Methods: We conducted a prospective cohort study using data from the Ibaraki Prefectural Health Study conducted from 1993 through 2013. The cohort included 97,078 adults (33,138 men and 63,940 women) living in Ibaraki Prefecture who were aged 40–79 years at an annual health checkup in 1993. We divided participants into four smoking status groups: non-smokers, ex-smokers, and current smokers who smoked <20 and ≥20 cigarettes per day. Hazard ratios (HRs) of traffic accident death were calculated using a Cox proportional hazards model.
Results: During 20 years of follow-up, the average person-years of follow-up were 16.8 and 18.2 in men and women, respectively. Among men, after adjusting for age and alcohol intake, HRs for traffic accident death among current smokers of <20 cigarettes/day and ≥20 cigarettes/day compared to non-smokers were 1.32 (95% confidence interval [CI], 0.79–2.20) and 1.54 (95% CI, 0.99–2.39), respectively. In contrast, among women, we found no association between smoking status and traffic accident deaths.
Conclusion: In this prospective cohort study, we found a positive association, though marginally significant, between smoking and traffic accident death among men in Japan. Among women, because of the smaller number of deaths among smokers, adequate estimation could not be obtained.
Background: Cholangiocarcinoma (CCA) is a common malignancy in northeastern Thailand. Over the last 4 decades, several policies have been implemented for its prevention, but there has been no update on the trends and relative survival (RS). Our aim was (a) to perform a statistical assessment of the incidence trends of CCA and project future trends, and (b) to estimate relative survival.
Methods: All cases of CCA diagnosed from 1989 through 2013 were abstracted from the Khon Kaen Cancer Registry (KKCR). A jointpoint regression model was used to estimate the annual percentage change (APC) and to project future trends. We also calculated RS.
Results: There were 11,711 cases of CCA. The incidence rate increased with an APC of 1.79% (95% confidence interval [CI], −0.2 to 3.8) from 1989 through 2002, and decreased with an APC of −6.09% (95% CI, −8.2 to −3.9) from 2002 through 2013. The projected incidence of CCA should stable over the next 10 years, albeit higher than the world rate. The respective 5-year RS for both sexes for age groups of 30–40, 41–45, 51–60, and 61–98 years was 22.3% (95% CI, 16.8–29.5), 14.3% (95% CI, 12.0–17.0), 8.6% (95% CI, 7.8–10.0), and 7.2% (95% CI, 6.4–8.0).

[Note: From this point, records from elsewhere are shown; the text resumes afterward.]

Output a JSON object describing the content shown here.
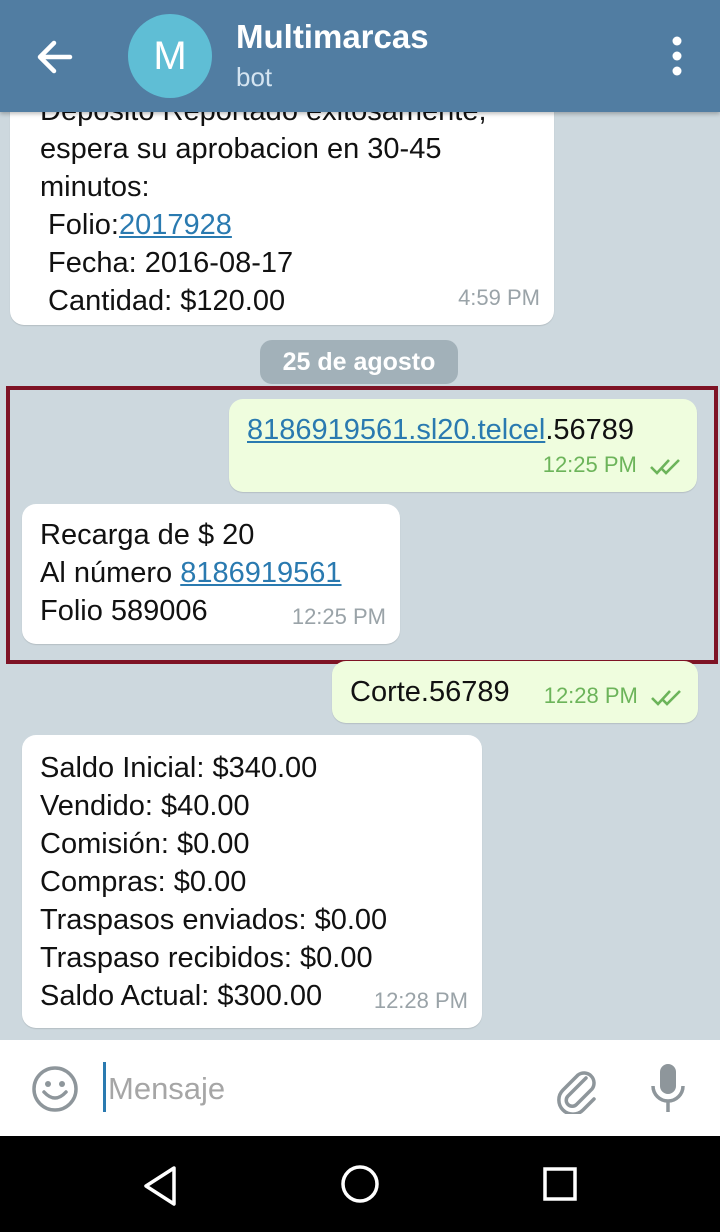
{
  "header": {
    "avatar_letter": "M",
    "title": "Multimarcas",
    "subtitle": "bot",
    "back_icon": "arrow-left-icon",
    "menu_icon": "more-vertical-icon"
  },
  "messages": {
    "m1": {
      "partial_line": "Depósito Reportado exitosamente,",
      "line2": "espera su aprobacion en 30-45",
      "line3": "minutos:",
      "folio_label": " Folio:",
      "folio_value": "2017928",
      "fecha": " Fecha: 2016-08-17",
      "cantidad": " Cantidad: $120.00",
      "time": "4:59 PM"
    },
    "date_separator": "25 de agosto",
    "m2": {
      "link_text": "8186919561.sl20.telcel",
      "rest": ".56789",
      "time": "12:25 PM"
    },
    "m3": {
      "line1": "Recarga de $ 20",
      "line2_label": "Al número ",
      "line2_link": "8186919561",
      "line3": "Folio 589006",
      "time": "12:25 PM"
    },
    "m4": {
      "text": "Corte.56789",
      "time": "12:28 PM"
    },
    "m5": {
      "lines": [
        "Saldo Inicial: $340.00",
        "Vendido: $40.00",
        "Comisión: $0.00",
        "Compras: $0.00",
        "Traspasos enviados: $0.00",
        "Traspaso recibidos: $0.00",
        "Saldo Actual: $300.00"
      ],
      "time": "12:28 PM"
    }
  },
  "input": {
    "placeholder": "Mensaje"
  },
  "colors": {
    "header": "#517da2",
    "avatar": "#5fbed5",
    "link": "#2a7ab0",
    "outgoing_bubble": "#effdde",
    "highlight_border": "#7e1325",
    "read_check": "#6cb45a"
  }
}
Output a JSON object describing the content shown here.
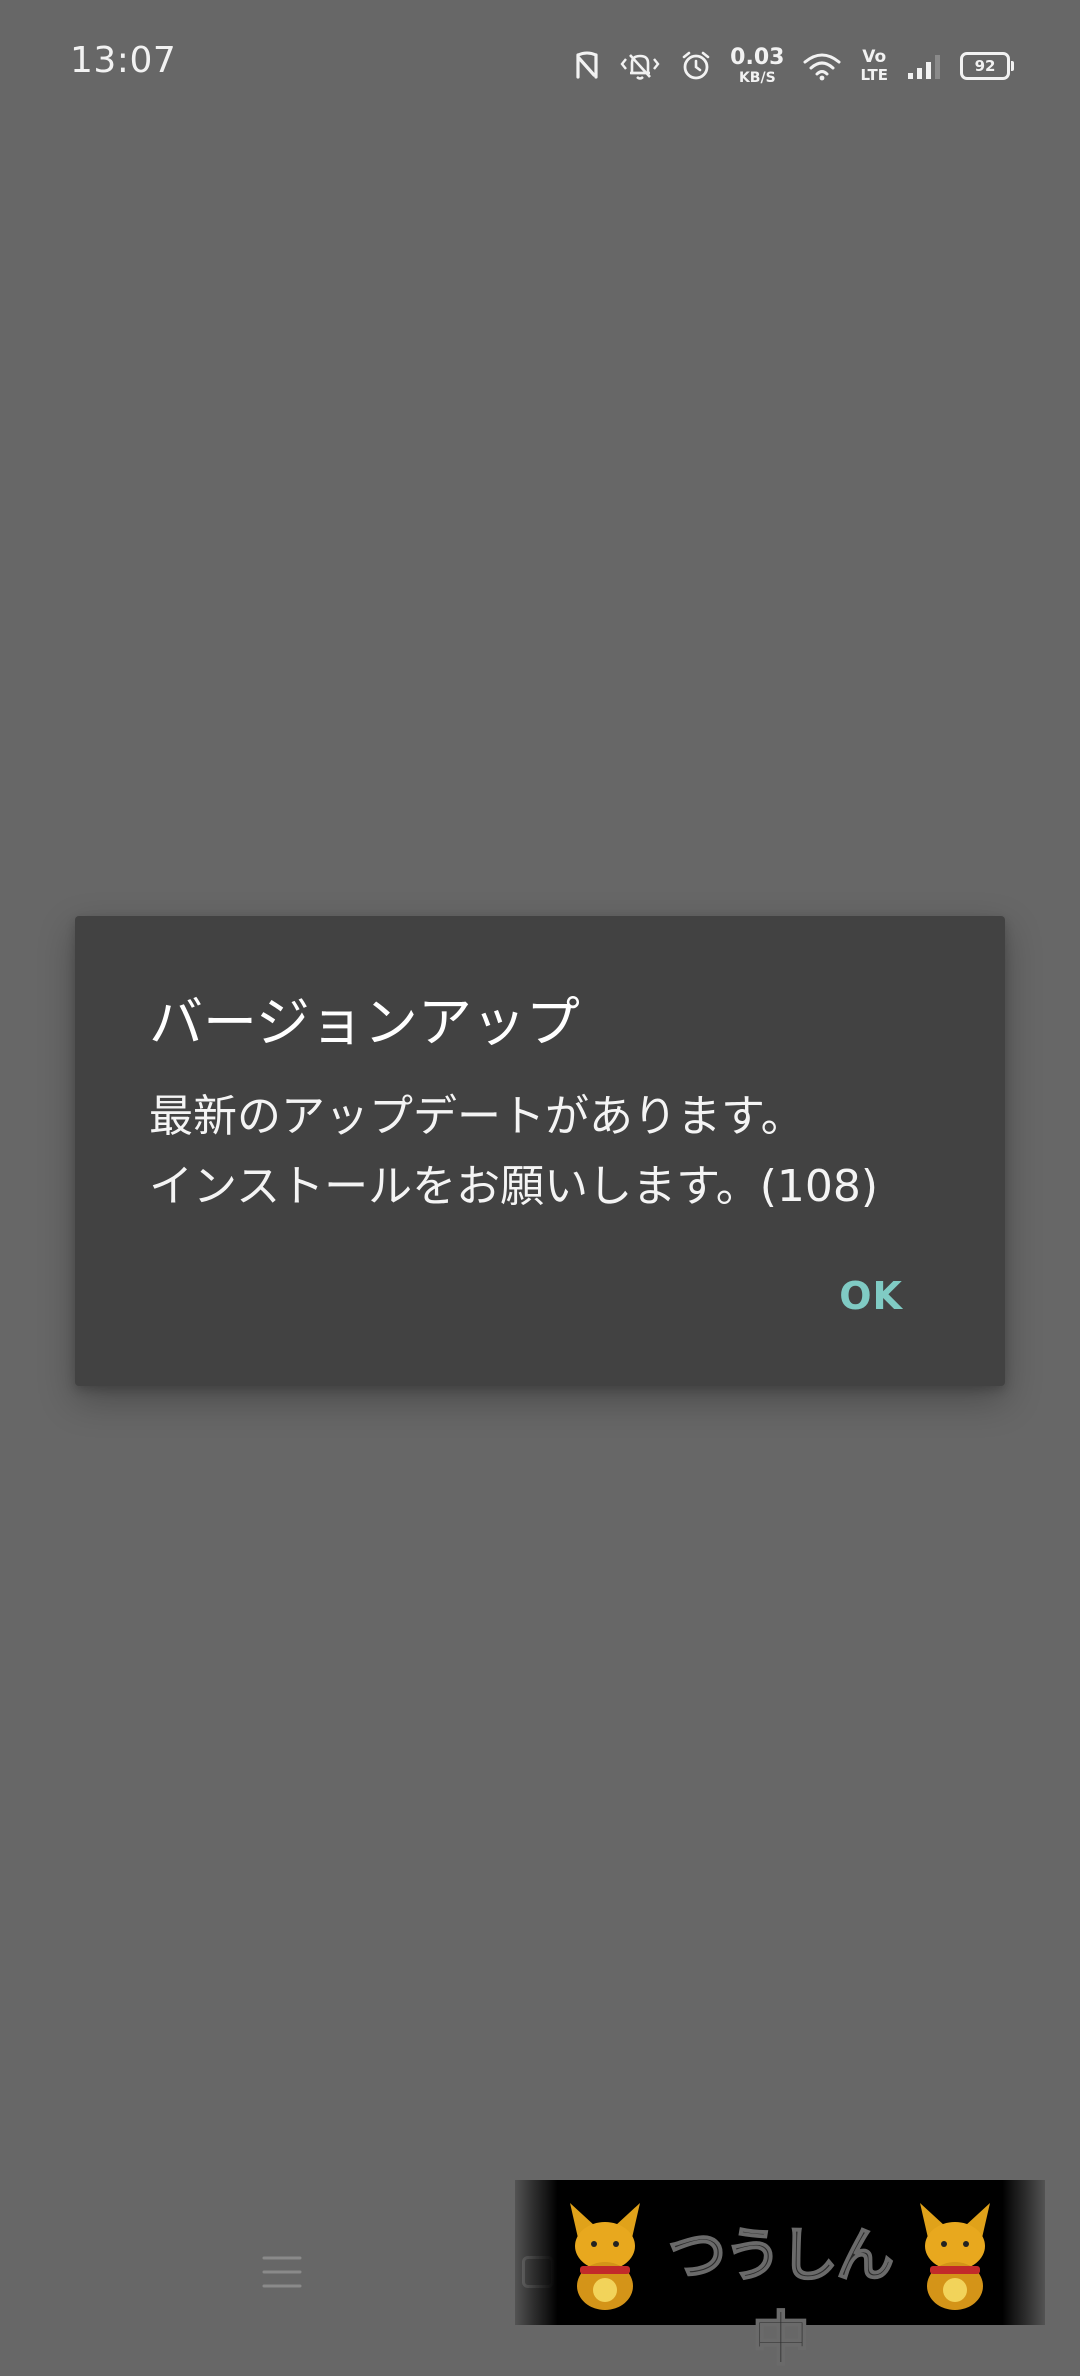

Conclusion: The incidence rate of CCA has decreased since 2002, representing a real decline in the risk of CCA. The incidence of CCA is projected to stabilize by 2025. The survival of patients with CCA remains poor.